**Task details:** State the number of lines below in which the word "alert" appears. Nothing else belongs in the answer.

**Dataset items:**
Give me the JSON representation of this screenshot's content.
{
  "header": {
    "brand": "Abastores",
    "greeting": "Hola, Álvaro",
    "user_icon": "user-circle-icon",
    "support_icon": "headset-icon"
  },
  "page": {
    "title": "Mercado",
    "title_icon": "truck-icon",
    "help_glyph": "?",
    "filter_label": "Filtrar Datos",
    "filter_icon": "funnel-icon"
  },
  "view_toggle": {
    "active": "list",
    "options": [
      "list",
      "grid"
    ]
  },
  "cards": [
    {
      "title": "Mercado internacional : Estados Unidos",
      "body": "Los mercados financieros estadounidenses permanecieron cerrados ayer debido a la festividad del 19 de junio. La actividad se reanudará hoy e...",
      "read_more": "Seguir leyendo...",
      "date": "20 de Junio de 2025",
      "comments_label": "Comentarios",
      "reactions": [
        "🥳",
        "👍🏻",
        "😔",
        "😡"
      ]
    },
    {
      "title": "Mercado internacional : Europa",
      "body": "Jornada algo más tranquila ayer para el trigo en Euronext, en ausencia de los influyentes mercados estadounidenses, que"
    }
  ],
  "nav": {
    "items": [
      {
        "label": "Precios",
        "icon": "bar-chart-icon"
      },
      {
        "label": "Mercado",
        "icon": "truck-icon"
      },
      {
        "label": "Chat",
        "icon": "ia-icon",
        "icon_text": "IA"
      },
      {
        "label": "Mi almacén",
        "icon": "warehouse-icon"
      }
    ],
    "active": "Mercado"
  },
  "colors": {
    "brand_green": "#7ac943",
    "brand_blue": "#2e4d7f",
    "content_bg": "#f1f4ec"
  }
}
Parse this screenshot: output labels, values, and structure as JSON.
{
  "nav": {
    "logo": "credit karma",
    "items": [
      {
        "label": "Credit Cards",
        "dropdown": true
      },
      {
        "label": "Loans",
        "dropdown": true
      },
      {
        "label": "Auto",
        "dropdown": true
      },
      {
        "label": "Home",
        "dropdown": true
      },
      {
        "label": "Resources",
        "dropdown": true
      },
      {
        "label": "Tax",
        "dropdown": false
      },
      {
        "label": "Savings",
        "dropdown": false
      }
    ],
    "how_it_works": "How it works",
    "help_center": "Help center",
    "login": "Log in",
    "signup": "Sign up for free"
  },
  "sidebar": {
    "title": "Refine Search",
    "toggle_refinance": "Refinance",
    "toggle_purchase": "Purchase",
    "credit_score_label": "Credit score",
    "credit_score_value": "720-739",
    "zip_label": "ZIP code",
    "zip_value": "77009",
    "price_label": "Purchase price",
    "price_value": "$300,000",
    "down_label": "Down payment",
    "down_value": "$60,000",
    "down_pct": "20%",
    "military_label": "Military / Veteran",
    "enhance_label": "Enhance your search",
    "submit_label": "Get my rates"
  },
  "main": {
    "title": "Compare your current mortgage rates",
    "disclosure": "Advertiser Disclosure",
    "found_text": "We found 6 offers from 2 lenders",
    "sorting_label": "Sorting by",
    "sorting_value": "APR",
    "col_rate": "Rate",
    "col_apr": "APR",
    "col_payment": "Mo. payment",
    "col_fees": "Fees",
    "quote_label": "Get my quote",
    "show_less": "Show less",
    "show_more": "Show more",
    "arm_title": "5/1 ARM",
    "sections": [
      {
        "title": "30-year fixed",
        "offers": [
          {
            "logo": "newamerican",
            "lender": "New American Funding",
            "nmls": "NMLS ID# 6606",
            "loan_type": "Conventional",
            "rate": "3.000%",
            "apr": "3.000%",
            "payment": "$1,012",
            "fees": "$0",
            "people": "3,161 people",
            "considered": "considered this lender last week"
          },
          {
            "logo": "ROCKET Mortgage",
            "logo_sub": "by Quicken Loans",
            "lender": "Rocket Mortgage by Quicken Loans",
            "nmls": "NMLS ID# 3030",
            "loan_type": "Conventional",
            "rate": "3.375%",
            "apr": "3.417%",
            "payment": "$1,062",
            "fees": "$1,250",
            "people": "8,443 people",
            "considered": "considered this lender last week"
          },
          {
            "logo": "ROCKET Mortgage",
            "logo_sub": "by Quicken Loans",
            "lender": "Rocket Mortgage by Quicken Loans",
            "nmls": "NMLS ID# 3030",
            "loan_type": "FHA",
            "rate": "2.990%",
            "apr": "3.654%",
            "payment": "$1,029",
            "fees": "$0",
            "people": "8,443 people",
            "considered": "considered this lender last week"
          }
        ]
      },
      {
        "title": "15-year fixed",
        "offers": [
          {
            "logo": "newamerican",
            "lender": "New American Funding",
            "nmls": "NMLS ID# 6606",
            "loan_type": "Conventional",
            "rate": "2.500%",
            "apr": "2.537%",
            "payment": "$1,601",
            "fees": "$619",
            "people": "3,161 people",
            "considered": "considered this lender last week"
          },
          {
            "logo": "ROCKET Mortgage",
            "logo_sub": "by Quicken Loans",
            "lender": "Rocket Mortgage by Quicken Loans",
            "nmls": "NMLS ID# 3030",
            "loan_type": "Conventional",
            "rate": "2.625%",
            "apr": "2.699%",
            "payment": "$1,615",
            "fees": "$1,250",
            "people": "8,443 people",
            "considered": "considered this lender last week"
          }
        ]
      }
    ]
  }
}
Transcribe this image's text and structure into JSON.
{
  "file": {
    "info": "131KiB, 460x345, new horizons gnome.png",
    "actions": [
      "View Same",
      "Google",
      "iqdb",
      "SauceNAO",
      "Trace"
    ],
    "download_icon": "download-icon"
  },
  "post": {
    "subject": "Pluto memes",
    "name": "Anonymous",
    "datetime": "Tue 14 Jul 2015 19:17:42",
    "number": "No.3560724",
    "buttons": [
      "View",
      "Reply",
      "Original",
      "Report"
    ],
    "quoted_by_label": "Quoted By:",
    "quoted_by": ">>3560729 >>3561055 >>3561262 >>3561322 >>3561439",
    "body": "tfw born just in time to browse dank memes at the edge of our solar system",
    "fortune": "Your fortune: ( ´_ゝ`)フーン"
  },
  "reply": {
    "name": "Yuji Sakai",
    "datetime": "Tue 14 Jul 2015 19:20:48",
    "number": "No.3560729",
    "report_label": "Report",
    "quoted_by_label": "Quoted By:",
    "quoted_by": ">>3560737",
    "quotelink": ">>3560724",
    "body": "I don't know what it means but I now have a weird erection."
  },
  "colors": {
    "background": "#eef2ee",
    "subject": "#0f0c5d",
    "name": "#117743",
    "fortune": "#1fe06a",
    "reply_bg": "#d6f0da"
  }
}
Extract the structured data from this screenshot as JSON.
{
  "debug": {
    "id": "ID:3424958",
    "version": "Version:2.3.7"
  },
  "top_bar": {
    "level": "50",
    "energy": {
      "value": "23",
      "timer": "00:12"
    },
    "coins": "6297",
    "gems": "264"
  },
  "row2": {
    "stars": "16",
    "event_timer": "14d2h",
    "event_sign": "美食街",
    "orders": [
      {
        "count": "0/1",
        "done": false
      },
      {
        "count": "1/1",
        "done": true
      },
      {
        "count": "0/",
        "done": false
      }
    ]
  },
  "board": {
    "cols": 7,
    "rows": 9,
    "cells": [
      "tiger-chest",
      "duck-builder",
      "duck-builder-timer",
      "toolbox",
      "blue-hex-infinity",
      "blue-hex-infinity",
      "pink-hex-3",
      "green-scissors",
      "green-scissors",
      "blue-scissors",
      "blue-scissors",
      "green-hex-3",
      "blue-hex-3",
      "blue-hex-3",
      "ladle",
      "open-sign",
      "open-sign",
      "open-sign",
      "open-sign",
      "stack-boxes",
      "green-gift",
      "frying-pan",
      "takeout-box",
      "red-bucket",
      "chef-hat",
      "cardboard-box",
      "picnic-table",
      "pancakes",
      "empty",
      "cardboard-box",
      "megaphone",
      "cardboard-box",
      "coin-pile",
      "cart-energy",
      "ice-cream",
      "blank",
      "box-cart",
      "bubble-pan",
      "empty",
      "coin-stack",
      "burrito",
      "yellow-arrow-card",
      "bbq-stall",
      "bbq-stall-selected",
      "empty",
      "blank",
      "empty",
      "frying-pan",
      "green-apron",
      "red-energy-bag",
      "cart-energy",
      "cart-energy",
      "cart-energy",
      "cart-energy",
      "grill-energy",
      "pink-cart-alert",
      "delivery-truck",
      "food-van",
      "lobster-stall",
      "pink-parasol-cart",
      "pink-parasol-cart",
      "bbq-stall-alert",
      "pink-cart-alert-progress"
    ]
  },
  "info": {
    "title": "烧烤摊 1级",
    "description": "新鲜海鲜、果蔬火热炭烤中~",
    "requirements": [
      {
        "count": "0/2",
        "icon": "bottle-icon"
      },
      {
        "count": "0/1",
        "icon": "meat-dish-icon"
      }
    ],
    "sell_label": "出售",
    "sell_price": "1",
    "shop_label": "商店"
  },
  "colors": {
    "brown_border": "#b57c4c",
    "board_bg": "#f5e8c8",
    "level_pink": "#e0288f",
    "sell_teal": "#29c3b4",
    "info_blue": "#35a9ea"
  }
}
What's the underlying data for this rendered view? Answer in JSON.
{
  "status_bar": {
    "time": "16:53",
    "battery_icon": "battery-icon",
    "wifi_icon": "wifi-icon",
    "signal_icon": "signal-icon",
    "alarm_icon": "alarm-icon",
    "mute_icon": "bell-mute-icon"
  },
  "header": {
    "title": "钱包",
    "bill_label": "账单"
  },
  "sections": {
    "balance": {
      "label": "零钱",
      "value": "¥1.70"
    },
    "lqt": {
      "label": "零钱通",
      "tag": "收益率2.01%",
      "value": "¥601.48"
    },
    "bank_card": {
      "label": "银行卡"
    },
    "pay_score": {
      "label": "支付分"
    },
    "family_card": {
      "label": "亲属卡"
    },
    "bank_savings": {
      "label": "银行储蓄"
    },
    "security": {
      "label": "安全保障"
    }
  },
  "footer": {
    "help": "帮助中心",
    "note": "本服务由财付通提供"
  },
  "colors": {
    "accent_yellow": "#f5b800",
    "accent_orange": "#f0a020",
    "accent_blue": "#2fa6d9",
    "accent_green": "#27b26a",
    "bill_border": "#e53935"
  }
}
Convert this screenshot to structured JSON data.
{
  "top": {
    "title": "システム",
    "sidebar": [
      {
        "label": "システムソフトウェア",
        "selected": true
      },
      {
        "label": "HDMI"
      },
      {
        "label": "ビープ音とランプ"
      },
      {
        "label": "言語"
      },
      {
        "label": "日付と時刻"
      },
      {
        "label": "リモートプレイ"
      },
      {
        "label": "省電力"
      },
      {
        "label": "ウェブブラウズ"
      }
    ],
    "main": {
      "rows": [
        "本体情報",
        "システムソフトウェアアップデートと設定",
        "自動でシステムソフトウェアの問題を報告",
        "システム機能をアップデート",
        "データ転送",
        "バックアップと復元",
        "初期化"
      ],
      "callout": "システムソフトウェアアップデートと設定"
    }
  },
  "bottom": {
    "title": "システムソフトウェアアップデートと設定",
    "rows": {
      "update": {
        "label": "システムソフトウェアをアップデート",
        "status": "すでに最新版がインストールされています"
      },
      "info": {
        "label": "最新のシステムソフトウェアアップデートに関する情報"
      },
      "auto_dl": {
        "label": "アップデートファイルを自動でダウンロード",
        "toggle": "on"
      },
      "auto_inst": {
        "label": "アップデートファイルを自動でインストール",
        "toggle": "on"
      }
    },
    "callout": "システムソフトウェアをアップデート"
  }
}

**Task result:** 3